A small group of friends on Goodreads do small, informal "mini-reads" with each other. Generally 3-5 people for each book, and we've already planned as far out as September. The list is mostly fantasyish and includes some chunksters like George R. R. Martin's series A Song of Ice and Fire, and the Shannara series as well as some stand-alones like Tigana.

But this planning thing is new for me, and weird, because I never used to plan what I was going to read in advance. Generally, my reading involved whatever single book I was in the mood for at the time, and then I'd try to vary my next book genre as much as possible from the one I just read. So for example, fantasy would lead me to read historical fiction which would lead to horror which would lead to a fun YA, etc.

If I started a series, I'd read through all of the available books in a row, and then move on to something else. But now, I see that I'm not only spreading series out with other books in between, but also reading a lot more at once and in multiple formats.

This has changed my whole reading method! Not that I'm complaining. I love the books that I'm reading and discussing with this group of friends, and I don't see that the change is a bad thing... it's just different.

I'm now experimenting with a list of the next few books that I will be reading (on Goodreads it's my "To-Read_Coming-Up" shelf) to see how this works for me. Here's what the list currently looks like:
  1. The Hero of Ages (Mistborn #3) by Brandon Sanderson [Nook]
  2. This Vacant Paradise by Victoria Patterson [HC for review]
  3. Act Like We're In Love by Christi Barth [E-book for review/Nook]
  4. Swan Song by Robert McCammon [Nook]
  5. Little Bee by Chris Cleave [PB]
  6. Animal Farm by George Orwell [Audiobook]
  7. Perdido Street Station by China Mieville [Nook]

The bolded books are scheduled either with a group or for review. I'm curious to see how this works for me, or if I push some of them to the back burner to read what strikes my fancy in between the "scheduled" books... Should be an interesting experiment!

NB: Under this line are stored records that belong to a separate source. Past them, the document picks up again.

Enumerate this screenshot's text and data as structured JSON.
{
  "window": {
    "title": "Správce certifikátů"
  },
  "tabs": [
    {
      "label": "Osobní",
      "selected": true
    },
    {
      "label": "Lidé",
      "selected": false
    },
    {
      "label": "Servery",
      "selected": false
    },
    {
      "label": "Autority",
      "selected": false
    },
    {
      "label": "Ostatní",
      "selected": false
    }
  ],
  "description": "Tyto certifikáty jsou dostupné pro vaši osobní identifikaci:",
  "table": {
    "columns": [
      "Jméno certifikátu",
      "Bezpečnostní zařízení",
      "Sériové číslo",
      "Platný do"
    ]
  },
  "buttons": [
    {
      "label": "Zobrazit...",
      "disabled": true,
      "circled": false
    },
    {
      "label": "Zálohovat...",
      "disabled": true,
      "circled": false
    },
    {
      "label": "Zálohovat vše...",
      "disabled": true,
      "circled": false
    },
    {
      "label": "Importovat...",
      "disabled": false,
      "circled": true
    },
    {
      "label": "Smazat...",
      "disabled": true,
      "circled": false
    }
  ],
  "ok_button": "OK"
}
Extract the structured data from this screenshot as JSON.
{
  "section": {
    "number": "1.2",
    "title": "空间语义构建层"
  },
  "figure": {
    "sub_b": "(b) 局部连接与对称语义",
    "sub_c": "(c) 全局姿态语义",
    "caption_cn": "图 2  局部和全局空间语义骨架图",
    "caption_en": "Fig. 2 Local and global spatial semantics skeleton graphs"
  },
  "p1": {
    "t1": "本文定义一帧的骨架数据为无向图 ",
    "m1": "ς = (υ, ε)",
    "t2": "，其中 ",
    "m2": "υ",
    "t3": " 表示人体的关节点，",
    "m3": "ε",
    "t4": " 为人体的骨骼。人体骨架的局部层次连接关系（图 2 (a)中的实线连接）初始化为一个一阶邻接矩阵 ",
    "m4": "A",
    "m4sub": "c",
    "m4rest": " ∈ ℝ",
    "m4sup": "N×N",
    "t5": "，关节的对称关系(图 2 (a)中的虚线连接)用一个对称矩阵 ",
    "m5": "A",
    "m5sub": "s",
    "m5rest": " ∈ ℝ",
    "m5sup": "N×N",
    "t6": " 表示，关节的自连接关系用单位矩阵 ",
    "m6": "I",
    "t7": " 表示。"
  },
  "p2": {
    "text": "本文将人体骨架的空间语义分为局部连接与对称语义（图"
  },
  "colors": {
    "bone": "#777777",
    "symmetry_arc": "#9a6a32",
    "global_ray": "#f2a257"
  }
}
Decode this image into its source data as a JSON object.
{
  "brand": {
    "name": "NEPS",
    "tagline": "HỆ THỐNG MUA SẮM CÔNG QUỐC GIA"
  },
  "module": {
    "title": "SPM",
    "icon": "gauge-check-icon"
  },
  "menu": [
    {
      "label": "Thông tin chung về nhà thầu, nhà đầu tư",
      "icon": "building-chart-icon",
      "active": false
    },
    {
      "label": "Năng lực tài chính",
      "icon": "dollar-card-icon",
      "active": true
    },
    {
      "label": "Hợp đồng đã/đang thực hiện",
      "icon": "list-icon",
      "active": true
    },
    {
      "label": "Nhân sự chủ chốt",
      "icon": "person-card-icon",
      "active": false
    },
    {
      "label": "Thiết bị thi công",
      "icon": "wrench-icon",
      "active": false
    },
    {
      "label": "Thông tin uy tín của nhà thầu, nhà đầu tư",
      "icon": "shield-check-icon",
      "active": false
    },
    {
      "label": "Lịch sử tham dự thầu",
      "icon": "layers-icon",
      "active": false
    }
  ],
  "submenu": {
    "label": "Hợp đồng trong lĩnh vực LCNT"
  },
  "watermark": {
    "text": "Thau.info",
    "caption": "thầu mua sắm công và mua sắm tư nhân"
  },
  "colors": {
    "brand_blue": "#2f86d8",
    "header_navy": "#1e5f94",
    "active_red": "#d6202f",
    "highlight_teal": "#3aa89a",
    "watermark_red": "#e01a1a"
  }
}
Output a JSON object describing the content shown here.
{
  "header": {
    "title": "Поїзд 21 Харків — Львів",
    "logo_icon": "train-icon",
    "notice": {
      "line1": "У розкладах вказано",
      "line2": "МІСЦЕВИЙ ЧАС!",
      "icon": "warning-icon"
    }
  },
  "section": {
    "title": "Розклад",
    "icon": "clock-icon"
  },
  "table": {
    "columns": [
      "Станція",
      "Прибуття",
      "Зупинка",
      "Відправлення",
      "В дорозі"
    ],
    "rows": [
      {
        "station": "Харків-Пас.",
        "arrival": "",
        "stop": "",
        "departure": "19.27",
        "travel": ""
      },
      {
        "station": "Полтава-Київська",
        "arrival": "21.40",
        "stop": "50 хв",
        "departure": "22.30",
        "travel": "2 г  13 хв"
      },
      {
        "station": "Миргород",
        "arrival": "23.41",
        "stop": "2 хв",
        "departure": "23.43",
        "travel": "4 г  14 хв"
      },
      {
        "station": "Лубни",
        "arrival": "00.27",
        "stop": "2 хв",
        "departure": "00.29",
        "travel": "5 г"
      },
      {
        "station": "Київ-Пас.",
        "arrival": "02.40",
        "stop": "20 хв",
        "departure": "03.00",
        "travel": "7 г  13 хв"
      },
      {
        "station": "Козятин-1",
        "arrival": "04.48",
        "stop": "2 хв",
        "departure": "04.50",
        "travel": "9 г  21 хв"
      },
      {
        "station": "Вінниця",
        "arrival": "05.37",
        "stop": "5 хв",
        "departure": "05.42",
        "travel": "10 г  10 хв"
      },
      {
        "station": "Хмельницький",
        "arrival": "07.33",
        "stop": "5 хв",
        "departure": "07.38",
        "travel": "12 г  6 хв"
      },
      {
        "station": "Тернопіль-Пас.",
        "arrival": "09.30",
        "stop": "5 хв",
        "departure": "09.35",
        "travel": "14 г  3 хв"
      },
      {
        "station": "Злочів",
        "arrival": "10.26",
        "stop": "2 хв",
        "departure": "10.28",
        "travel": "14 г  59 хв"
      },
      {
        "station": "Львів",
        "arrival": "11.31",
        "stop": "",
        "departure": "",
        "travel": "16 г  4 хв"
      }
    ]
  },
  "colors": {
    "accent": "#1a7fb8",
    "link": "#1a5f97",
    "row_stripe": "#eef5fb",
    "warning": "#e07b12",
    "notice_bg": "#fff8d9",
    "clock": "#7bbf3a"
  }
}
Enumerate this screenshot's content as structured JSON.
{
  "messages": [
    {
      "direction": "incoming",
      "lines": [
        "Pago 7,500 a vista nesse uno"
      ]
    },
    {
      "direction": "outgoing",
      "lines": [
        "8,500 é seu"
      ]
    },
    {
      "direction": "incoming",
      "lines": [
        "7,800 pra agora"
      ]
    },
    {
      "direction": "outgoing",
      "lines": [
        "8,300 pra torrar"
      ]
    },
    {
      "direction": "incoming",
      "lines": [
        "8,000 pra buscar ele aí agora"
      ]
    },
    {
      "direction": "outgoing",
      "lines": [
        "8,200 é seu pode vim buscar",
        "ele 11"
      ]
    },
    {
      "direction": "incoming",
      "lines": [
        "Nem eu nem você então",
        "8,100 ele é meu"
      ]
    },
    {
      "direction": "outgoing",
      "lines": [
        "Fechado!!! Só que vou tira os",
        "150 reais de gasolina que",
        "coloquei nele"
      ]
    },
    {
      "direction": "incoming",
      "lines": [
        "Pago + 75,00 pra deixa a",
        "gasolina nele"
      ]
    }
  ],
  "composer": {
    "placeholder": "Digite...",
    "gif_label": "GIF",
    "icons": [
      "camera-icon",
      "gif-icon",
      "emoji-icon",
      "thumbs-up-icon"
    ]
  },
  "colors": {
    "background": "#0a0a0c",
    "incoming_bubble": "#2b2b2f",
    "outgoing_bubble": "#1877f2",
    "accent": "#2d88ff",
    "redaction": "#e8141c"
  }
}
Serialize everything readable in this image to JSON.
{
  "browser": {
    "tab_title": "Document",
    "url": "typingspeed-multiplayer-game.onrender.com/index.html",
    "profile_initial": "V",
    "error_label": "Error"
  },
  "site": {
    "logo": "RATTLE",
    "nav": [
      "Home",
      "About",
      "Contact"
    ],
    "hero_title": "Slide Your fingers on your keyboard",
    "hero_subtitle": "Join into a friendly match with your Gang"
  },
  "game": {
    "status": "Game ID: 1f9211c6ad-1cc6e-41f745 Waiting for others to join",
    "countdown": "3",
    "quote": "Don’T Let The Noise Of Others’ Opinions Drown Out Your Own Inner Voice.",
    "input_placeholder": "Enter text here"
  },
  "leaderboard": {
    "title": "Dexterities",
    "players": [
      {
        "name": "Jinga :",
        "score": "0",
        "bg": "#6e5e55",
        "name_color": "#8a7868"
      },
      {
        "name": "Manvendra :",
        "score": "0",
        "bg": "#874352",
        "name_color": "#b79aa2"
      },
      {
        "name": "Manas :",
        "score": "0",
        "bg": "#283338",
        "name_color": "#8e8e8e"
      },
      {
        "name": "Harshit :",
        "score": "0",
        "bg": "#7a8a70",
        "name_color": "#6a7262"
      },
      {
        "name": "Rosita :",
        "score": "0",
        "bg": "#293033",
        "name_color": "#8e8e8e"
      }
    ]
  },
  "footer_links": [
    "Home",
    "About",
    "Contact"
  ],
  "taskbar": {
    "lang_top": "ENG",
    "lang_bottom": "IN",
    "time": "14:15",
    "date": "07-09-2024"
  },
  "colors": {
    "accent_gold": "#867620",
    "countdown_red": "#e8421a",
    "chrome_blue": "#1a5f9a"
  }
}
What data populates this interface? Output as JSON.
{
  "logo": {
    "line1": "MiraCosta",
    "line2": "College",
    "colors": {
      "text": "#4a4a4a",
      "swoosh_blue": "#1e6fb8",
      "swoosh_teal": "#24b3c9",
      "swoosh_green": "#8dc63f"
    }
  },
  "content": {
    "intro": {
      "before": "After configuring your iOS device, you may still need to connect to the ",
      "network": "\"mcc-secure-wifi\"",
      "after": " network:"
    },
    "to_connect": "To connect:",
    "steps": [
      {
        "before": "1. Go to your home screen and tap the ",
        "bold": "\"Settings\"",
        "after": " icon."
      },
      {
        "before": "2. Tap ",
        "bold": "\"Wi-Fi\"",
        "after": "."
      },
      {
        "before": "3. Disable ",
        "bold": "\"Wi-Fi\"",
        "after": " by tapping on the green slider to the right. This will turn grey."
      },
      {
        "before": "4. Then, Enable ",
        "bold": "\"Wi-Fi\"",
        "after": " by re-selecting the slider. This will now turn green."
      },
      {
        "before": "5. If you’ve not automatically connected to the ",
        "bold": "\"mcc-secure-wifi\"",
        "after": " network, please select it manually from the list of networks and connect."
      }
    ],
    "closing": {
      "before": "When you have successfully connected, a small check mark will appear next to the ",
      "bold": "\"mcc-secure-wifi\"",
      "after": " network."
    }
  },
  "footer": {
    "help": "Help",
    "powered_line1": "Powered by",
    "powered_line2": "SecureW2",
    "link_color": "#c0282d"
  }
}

So tell me... How do you choose what to read next? Do you have a system? Do you plan or wait to see what calls your name? Do you even have a pile of books at home waiting to be read or do you buy or visit the library on demand?

Inquiring minds over here! ;)